Web page and app entries
============

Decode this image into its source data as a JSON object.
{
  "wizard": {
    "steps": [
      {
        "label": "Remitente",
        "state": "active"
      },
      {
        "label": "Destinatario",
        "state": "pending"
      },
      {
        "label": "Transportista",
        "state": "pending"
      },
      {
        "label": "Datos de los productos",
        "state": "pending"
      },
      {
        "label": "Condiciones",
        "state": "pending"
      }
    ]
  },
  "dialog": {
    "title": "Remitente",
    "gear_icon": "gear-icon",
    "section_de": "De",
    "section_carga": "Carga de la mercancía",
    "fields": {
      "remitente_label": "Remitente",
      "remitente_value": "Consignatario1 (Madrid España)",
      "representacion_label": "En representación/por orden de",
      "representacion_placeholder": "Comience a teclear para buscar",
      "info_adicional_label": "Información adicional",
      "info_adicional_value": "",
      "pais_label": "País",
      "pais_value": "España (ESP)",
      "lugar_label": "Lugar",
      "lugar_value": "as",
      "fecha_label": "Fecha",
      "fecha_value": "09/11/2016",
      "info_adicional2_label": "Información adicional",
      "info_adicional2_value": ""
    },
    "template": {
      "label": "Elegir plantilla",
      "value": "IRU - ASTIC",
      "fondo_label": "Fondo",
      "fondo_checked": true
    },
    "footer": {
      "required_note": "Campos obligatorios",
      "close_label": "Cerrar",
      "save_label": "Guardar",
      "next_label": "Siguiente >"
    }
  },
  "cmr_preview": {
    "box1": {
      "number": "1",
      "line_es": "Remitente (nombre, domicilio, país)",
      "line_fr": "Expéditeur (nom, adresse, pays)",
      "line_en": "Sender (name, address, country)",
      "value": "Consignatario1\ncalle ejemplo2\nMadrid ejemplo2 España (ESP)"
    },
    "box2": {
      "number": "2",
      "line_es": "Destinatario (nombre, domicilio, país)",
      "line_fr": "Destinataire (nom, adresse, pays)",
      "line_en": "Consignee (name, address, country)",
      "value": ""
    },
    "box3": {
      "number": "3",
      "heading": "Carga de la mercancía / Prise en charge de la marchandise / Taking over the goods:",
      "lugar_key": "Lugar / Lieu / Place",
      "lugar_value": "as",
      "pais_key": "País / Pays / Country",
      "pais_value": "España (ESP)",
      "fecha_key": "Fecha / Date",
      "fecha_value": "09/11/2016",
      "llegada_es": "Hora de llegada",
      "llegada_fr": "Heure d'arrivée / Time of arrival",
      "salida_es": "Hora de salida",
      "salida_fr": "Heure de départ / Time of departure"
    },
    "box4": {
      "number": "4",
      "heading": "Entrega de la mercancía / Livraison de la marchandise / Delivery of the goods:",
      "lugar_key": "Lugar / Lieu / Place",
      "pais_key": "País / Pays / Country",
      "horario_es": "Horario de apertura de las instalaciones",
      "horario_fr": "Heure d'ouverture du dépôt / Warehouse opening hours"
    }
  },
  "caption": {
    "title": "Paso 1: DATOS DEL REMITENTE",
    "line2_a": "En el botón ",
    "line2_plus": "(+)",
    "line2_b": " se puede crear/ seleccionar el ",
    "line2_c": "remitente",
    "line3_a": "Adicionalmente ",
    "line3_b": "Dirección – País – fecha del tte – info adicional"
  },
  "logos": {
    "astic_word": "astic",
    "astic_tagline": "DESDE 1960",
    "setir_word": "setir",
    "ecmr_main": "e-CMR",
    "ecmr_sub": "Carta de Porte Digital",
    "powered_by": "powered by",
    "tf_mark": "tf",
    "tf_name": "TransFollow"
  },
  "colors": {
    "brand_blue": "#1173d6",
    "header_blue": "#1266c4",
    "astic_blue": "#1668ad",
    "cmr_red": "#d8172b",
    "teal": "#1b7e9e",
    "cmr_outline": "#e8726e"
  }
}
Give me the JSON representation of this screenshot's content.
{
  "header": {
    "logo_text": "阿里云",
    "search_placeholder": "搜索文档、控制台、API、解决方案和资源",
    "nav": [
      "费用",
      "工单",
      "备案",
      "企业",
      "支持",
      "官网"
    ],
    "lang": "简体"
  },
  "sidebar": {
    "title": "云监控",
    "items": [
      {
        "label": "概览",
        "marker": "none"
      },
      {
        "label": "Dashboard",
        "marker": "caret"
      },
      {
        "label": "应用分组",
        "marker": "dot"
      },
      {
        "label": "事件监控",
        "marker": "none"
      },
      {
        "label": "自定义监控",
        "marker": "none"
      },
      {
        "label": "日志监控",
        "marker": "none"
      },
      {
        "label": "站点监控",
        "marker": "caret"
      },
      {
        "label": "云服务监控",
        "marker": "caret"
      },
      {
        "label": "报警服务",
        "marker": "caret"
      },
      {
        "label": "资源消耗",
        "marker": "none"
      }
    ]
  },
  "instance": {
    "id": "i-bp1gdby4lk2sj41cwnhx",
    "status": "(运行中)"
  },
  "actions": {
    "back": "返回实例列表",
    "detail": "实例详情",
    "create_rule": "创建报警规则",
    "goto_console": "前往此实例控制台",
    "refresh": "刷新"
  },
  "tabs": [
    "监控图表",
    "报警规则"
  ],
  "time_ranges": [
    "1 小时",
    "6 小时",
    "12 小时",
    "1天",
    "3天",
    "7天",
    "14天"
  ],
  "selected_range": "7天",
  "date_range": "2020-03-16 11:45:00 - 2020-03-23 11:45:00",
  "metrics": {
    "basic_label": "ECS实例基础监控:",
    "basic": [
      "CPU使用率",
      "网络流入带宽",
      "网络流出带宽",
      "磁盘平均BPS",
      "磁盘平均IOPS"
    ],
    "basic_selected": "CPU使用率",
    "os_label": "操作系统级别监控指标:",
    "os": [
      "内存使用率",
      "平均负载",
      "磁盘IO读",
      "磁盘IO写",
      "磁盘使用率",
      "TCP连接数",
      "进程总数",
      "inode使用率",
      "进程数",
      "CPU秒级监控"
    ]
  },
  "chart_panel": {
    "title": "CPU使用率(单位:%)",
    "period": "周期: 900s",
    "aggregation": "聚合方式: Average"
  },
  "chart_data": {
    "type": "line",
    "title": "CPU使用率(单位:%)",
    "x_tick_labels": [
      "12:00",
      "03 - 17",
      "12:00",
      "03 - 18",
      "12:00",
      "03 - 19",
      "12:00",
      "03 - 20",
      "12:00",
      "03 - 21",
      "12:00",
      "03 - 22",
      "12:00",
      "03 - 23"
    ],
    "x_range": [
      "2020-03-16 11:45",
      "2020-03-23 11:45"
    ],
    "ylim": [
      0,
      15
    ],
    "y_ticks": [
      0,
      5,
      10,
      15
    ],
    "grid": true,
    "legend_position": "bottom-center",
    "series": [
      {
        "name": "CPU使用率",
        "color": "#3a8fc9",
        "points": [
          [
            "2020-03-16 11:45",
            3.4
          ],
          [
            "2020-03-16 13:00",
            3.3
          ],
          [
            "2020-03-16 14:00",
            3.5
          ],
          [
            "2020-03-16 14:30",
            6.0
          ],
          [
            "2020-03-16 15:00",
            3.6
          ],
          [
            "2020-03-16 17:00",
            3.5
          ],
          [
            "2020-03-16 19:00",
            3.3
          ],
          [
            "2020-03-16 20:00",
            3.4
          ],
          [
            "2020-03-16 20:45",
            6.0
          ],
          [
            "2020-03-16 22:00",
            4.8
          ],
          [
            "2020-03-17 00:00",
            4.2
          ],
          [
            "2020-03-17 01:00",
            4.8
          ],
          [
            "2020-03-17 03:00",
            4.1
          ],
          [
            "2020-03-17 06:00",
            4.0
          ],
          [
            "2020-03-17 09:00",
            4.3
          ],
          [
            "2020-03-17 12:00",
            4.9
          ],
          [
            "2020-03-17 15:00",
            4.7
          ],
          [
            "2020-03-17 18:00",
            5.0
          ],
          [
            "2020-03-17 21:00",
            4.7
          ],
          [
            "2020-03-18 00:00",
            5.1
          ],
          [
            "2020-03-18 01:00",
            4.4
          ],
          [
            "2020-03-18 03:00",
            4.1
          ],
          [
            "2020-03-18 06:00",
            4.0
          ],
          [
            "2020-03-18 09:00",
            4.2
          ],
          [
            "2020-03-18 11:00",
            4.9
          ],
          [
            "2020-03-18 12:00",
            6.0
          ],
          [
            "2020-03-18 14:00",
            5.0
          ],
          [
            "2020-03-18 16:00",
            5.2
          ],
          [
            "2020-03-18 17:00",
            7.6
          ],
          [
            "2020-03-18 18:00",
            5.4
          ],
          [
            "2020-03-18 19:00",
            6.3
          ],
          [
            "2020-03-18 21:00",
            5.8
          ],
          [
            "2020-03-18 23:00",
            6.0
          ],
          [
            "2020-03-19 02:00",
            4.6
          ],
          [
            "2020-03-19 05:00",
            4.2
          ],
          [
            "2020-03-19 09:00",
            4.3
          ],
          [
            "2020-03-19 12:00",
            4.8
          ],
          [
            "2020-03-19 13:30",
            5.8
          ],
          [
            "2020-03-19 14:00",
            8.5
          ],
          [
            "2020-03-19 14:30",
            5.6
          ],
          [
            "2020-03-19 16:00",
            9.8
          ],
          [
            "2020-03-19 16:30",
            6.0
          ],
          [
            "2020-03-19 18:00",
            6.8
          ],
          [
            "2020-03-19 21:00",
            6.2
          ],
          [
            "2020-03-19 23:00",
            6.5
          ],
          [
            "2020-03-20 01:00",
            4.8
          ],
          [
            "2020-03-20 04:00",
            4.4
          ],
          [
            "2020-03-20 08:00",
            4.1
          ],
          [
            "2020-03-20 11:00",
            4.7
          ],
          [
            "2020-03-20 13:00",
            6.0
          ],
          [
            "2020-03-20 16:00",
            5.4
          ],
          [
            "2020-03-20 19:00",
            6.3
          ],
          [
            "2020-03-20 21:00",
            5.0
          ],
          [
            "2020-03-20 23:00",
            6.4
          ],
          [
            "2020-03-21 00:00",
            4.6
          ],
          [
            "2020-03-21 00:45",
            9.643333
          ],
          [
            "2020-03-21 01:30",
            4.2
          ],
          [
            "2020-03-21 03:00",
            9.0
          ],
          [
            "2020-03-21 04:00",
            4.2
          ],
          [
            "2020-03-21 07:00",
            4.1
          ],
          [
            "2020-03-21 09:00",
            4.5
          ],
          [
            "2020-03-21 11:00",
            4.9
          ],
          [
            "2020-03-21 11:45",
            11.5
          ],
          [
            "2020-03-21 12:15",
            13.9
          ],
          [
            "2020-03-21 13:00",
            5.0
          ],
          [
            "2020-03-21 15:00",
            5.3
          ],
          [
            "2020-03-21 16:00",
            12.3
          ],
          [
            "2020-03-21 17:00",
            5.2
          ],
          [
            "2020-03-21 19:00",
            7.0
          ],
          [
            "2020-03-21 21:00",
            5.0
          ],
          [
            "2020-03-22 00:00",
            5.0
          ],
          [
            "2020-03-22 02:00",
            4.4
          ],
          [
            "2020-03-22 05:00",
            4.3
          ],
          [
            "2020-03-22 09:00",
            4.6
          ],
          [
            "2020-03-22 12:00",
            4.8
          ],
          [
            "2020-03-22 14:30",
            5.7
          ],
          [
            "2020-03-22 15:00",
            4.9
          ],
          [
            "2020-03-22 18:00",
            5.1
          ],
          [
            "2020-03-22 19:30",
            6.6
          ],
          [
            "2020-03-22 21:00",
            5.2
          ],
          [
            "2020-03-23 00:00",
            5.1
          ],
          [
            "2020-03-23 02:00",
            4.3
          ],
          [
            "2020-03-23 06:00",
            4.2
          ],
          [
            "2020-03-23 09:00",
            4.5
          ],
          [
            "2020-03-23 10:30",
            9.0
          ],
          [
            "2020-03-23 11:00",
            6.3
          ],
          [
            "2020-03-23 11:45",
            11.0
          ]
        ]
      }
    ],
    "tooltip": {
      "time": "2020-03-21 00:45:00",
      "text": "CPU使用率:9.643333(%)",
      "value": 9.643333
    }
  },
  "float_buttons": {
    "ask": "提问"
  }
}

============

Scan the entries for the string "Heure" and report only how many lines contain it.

- RESPONSE AREA -
3